(Beginning of DATASET CONTENT)

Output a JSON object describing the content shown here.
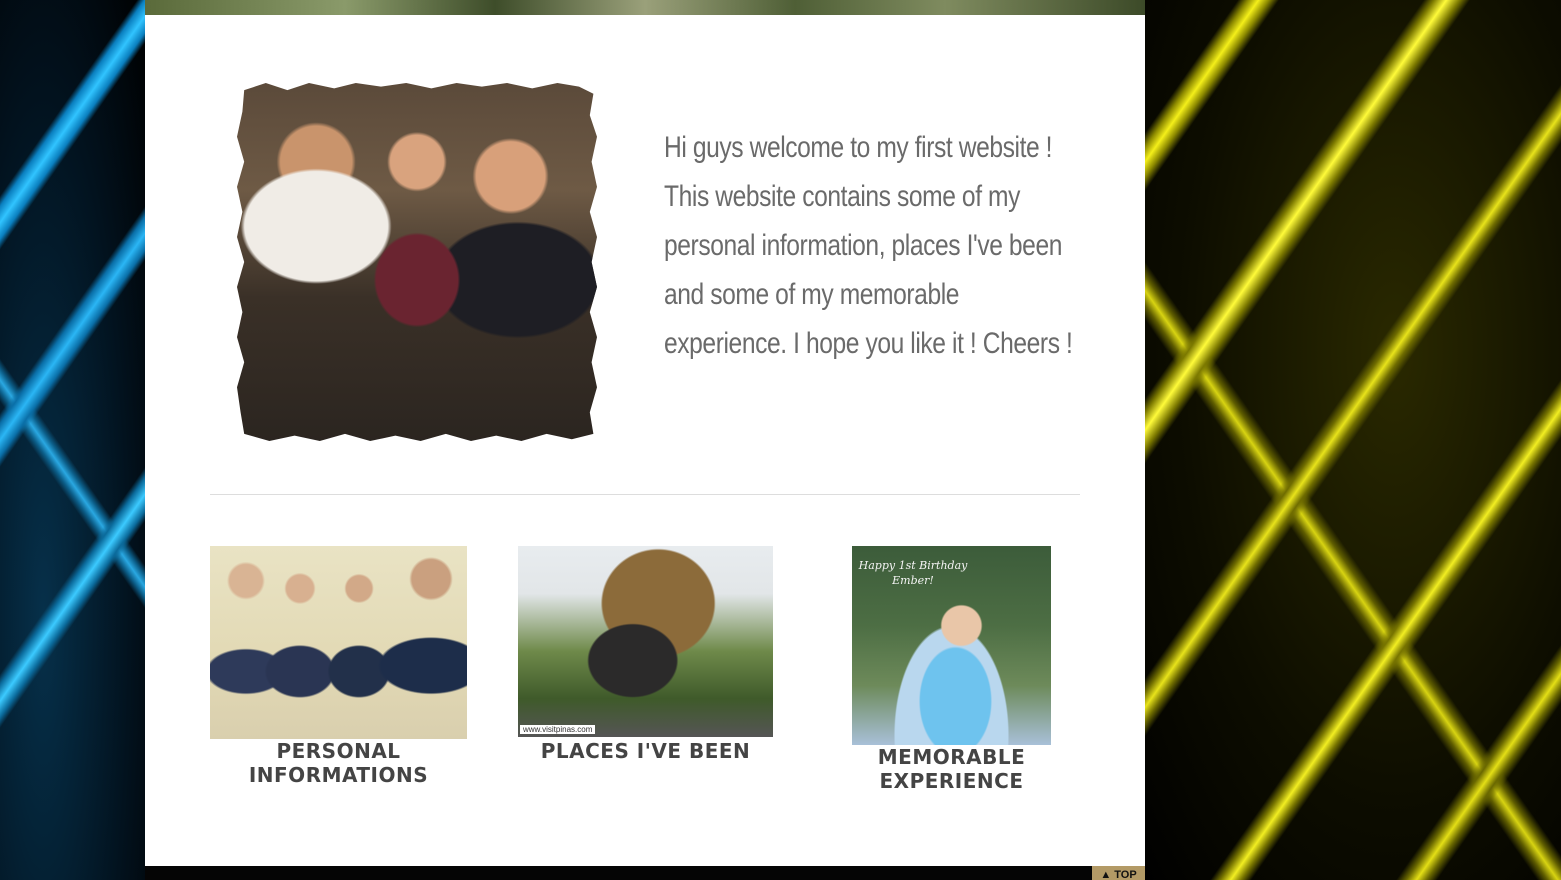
{
  "welcome": {
    "text": "Hi guys welcome to my first website ! This website contains some of my personal information, places I've been and some of my memorable experience. I hope you like it ! Cheers !"
  },
  "cards": [
    {
      "label_line1": "PERSONAL",
      "label_line2": "INFORMATIONS"
    },
    {
      "label_line1": "PLACES I'VE BEEN",
      "label_line2": "",
      "watermark": "www.visitpinas.com"
    },
    {
      "label_line1": "MEMORABLE",
      "label_line2": "EXPERIENCE",
      "photo_caption_line1": "Happy 1st Birthday",
      "photo_caption_line2": "Ember!"
    }
  ],
  "footer": {
    "top_link": "▲ TOP"
  },
  "colors": {
    "left_neon": "#31c4ff",
    "right_neon": "#f4ef1a",
    "text_gray": "#6a6a6a",
    "top_button": "#b39a66"
  }
}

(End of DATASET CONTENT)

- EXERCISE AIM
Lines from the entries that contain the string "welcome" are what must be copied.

- SOLVED PROBLEM
  "welcome": {
    "text": "Hi guys welcome to my first website ! This website contains some of my personal information, places I've been and some of my memorable experience. I hope you like it ! Cheers !"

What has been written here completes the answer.